According to Netflix, streaming videos uses:
- 0.7 GB per hour for SD
- 3 GB per hour for HD,
- 4.7 GB per hour for 3D,
- 7 GB per hour for Ultra HD 4K
How Much Data Do You Use?
While we may have electric and water meters at our homes, we probably don’t have a data meter showing us how much data we use each month. As we shop online, watch videos, stream music, share photos, surf social media, and read The Wonder of Tech, we generally don’t have a clue about how much data we’re using.
And we probably don’t care. But if ISP’s start imposing data caps on our home Internet service we may care very much.
As our use of the Internet continues to grow, ISP’s are challenged to keep up with demand. Allowing customers unlimited access to bandwidth may be impractical in the future
This infographic shows how much bandwidth is used on the Internet worldwide and shows predictions on how usage will grow in the future. The statistics might surprise you:
Love Your Grandfather
If ISP’s start imposing data caps on their customers, they may offer grandfathered plans for unlimited usage, as cell phone carriers do. Allowing customers who currently have unlimited plans to keep them may help ISP’s to retain customers. But if the customers who leave are the ones who use the most data, ISP’s may not be sad to see them go.
I currently have grandfathered unlimited data plans for my cell phone and iPad with AT&T. The comfort of not having to worry about data overages is worth it to me to maintain my grandfathered plan, even though there might be better deals for me based on my actual data usage.
If some ISP’s impose data caps, then competitors may respond with special offers for unlimited data. My daughters have unlimited data plans for their cell phones with Virgin Mobile on its Beyond Talk plan for $30/month. The speed may be slower, but the satisfaction of knowing there will be no overage charges may make up for a slower speed.
But special offers from competitors assumes that competition exists for ISP’s. Many areas, especially remote ones, have only one ISP available.
Is It Fairer to Pay for What You Use?
Some people might prefer a tiered Internet data plan with lower prices for less use. Similar to Ting’s pricing, ISP’s could sell Internet service in bundles so you only pay for what you use.
You may save money by purchasing an Internet plan with a lower data cap if you don’t use a lot of bandwidth. But you would may want a way to monitor your usage to keep track of how much of your allotment you’ve used, similar to Ting’s dashboard showing you your monthly usage.
What do you think of data caps on Internet usage? Would you prefer to stick with an unlimited usage plan or do you want a pay-for-what-you-use pricing plan? Vote in The Wonder of Tech poll and let us know your thoughts:

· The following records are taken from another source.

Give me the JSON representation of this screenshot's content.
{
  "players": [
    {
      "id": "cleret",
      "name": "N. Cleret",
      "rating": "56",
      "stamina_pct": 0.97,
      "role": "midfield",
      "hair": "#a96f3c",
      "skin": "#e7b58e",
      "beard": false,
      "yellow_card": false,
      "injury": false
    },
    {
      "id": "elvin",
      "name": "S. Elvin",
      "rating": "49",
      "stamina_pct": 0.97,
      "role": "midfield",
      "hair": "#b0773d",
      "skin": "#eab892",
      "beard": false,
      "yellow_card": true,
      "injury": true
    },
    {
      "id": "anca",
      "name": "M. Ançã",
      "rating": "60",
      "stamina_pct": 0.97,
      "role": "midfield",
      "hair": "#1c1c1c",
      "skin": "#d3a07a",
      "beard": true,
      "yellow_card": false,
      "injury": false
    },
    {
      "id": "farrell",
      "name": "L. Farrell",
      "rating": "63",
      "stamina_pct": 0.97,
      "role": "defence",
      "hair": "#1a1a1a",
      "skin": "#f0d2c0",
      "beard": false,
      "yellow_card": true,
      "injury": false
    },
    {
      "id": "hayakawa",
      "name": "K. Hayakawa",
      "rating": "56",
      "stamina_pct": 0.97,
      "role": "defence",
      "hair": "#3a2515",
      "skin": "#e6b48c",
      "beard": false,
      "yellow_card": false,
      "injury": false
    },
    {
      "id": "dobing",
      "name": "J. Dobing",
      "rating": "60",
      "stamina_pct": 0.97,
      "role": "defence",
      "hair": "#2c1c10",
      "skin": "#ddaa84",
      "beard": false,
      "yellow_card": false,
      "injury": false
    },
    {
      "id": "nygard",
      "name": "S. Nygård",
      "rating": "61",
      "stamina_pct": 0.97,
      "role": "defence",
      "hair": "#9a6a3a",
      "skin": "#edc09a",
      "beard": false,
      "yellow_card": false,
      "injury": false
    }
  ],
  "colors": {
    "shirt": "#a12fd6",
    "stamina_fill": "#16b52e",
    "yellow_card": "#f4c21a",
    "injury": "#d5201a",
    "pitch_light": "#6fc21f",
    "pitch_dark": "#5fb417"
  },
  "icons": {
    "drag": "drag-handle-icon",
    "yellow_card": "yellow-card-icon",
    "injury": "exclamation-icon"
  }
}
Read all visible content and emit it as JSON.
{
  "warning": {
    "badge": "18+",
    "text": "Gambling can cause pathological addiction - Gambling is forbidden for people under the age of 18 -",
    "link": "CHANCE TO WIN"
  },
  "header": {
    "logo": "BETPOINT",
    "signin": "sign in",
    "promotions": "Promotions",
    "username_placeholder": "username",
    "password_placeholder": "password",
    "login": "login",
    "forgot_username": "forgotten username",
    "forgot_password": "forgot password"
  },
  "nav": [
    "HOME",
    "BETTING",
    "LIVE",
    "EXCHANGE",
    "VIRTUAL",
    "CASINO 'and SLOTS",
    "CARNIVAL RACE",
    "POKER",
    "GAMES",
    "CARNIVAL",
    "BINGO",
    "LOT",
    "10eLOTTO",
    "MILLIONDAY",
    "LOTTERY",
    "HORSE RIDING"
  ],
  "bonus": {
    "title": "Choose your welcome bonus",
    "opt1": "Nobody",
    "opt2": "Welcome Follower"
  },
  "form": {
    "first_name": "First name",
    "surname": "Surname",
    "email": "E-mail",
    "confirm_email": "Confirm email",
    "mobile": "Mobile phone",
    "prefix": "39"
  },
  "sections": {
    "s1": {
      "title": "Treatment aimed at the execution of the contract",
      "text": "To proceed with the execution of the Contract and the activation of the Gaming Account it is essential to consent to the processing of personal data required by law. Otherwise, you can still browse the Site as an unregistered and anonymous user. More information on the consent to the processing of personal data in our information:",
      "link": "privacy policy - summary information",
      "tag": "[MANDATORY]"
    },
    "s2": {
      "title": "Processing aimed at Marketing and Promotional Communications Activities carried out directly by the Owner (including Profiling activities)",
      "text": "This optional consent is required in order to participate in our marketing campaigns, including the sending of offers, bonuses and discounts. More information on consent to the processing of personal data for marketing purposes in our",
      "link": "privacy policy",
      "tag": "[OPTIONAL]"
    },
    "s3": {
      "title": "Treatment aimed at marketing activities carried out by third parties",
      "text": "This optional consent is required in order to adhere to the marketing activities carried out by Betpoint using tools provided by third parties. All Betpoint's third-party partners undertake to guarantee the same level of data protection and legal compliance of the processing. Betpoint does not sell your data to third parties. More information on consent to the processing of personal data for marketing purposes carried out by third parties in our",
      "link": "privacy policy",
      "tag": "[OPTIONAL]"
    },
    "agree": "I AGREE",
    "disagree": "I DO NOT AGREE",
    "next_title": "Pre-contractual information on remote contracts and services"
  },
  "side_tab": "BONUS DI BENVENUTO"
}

Do you have any idea of how much data you use per month? What statistics from the infographic surprised you? Do you currently have unlimited Internet usage? Would you miss unlimited Internet if your ISP added a data cap? Do you wish you still had an unlimited data plan on your cell phone? Let us know in the Comments section below!

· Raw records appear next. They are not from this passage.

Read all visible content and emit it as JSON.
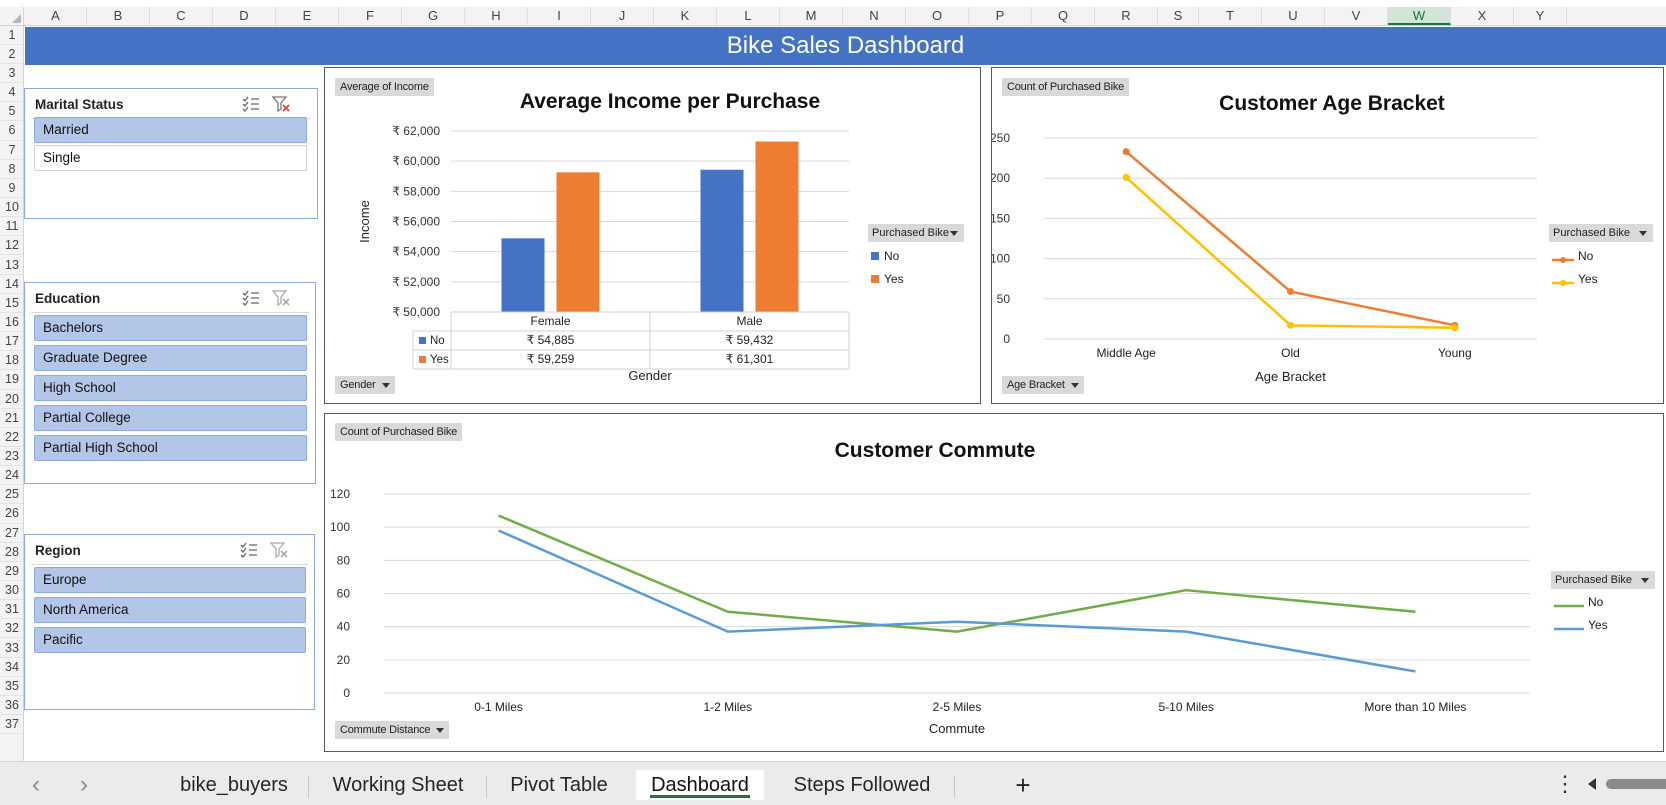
{
  "grid": {
    "columns": [
      "A",
      "B",
      "C",
      "D",
      "E",
      "F",
      "G",
      "H",
      "I",
      "J",
      "K",
      "L",
      "M",
      "N",
      "O",
      "P",
      "Q",
      "R",
      "S",
      "T",
      "U",
      "V",
      "W",
      "X",
      "Y"
    ],
    "active_column": "W",
    "rows": [
      "1",
      "2",
      "3",
      "4",
      "5",
      "6",
      "7",
      "8",
      "9",
      "10",
      "11",
      "12",
      "13",
      "14",
      "15",
      "16",
      "17",
      "18",
      "19",
      "20",
      "21",
      "22",
      "23",
      "24",
      "25",
      "26",
      "27",
      "28",
      "29",
      "30",
      "31",
      "32",
      "33",
      "34",
      "35",
      "36",
      "37"
    ]
  },
  "banner": {
    "title": "Bike Sales Dashboard"
  },
  "slicers": {
    "marital": {
      "title": "Marital Status",
      "items": [
        {
          "label": "Married",
          "selected": true
        },
        {
          "label": "Single",
          "selected": false
        }
      ]
    },
    "education": {
      "title": "Education",
      "items": [
        {
          "label": "Bachelors",
          "selected": true
        },
        {
          "label": "Graduate Degree",
          "selected": true
        },
        {
          "label": "High School",
          "selected": true
        },
        {
          "label": "Partial College",
          "selected": true
        },
        {
          "label": "Partial High School",
          "selected": true
        }
      ]
    },
    "region": {
      "title": "Region",
      "items": [
        {
          "label": "Europe",
          "selected": true
        },
        {
          "label": "North America",
          "selected": true
        },
        {
          "label": "Pacific",
          "selected": true
        }
      ]
    }
  },
  "charts": {
    "income": {
      "value_button": "Average of Income",
      "axis_button": "Gender",
      "legend_button": "Purchased Bike",
      "table_rows": [
        {
          "label": "No",
          "cells": [
            "₹ 54,885",
            "₹ 59,432"
          ]
        },
        {
          "label": "Yes",
          "cells": [
            "₹ 59,259",
            "₹ 61,301"
          ]
        }
      ]
    },
    "age": {
      "value_button": "Count of Purchased Bike",
      "axis_button": "Age Bracket",
      "legend_button": "Purchased Bike"
    },
    "commute": {
      "value_button": "Count of Purchased Bike",
      "axis_button": "Commute Distance",
      "legend_button": "Purchased Bike"
    }
  },
  "chart_data": [
    {
      "type": "bar",
      "title": "Average Income per Purchase",
      "xlabel": "Gender",
      "ylabel": "Income",
      "categories": [
        "Female",
        "Male"
      ],
      "series": [
        {
          "name": "No",
          "values": [
            54885,
            59432
          ],
          "color": "#4472c4"
        },
        {
          "name": "Yes",
          "values": [
            59259,
            61301
          ],
          "color": "#ed7d31"
        }
      ],
      "ylim": [
        50000,
        62000
      ],
      "yticks": [
        "₹ 50,000",
        "₹ 52,000",
        "₹ 54,000",
        "₹ 56,000",
        "₹ 58,000",
        "₹ 60,000",
        "₹ 62,000"
      ],
      "legend": "right",
      "data_table": true,
      "grid": true
    },
    {
      "type": "line",
      "title": "Customer Age Bracket",
      "xlabel": "Age Bracket",
      "ylabel": "",
      "categories": [
        "Middle Age",
        "Old",
        "Young"
      ],
      "series": [
        {
          "name": "No",
          "values": [
            233,
            59,
            17
          ],
          "color": "#ed7d31"
        },
        {
          "name": "Yes",
          "values": [
            201,
            17,
            14
          ],
          "color": "#ffc000"
        }
      ],
      "ylim": [
        0,
        250
      ],
      "yticks": [
        "0",
        "50",
        "100",
        "150",
        "200",
        "250"
      ],
      "markers": true,
      "legend": "right",
      "grid": true
    },
    {
      "type": "line",
      "title": "Customer Commute",
      "xlabel": "Commute",
      "ylabel": "",
      "categories": [
        "0-1 Miles",
        "1-2 Miles",
        "2-5 Miles",
        "5-10 Miles",
        "More than 10 Miles"
      ],
      "series": [
        {
          "name": "No",
          "values": [
            107,
            49,
            37,
            62,
            49
          ],
          "color": "#70ad47"
        },
        {
          "name": "Yes",
          "values": [
            98,
            37,
            43,
            37,
            13
          ],
          "color": "#5b9bd5"
        }
      ],
      "ylim": [
        0,
        120
      ],
      "yticks": [
        "0",
        "20",
        "40",
        "60",
        "80",
        "100",
        "120"
      ],
      "legend": "right",
      "grid": true
    }
  ],
  "tabs": {
    "sheets": [
      "bike_buyers",
      "Working Sheet",
      "Pivot Table",
      "Dashboard",
      "Steps Followed"
    ],
    "active": "Dashboard",
    "add_label": "+"
  }
}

If you’ve been holding out on getting a Pebble watch until they came in the colors of Fruity Pebbles, then your time has arrived! Pebble announced yesterday that it will be offering its smartwatch in limited edition colors of Fresh Green, Hot Pink and Sky Blue.
This video shows off the new colored watches:
If you want to check out other possible colors that may be in Pebble’s future, check out its #ColorMyPebble Pinterest board.
If you want to get one of these colorful smartwatches, you’ll have to head to Pebble’s website and part with $150.
➣ See my full review of the Pebble watch: Pebble Watch – A Smartwatch with Potential
* Breaking Bad image courtesy of darkness at alphacoders (edited)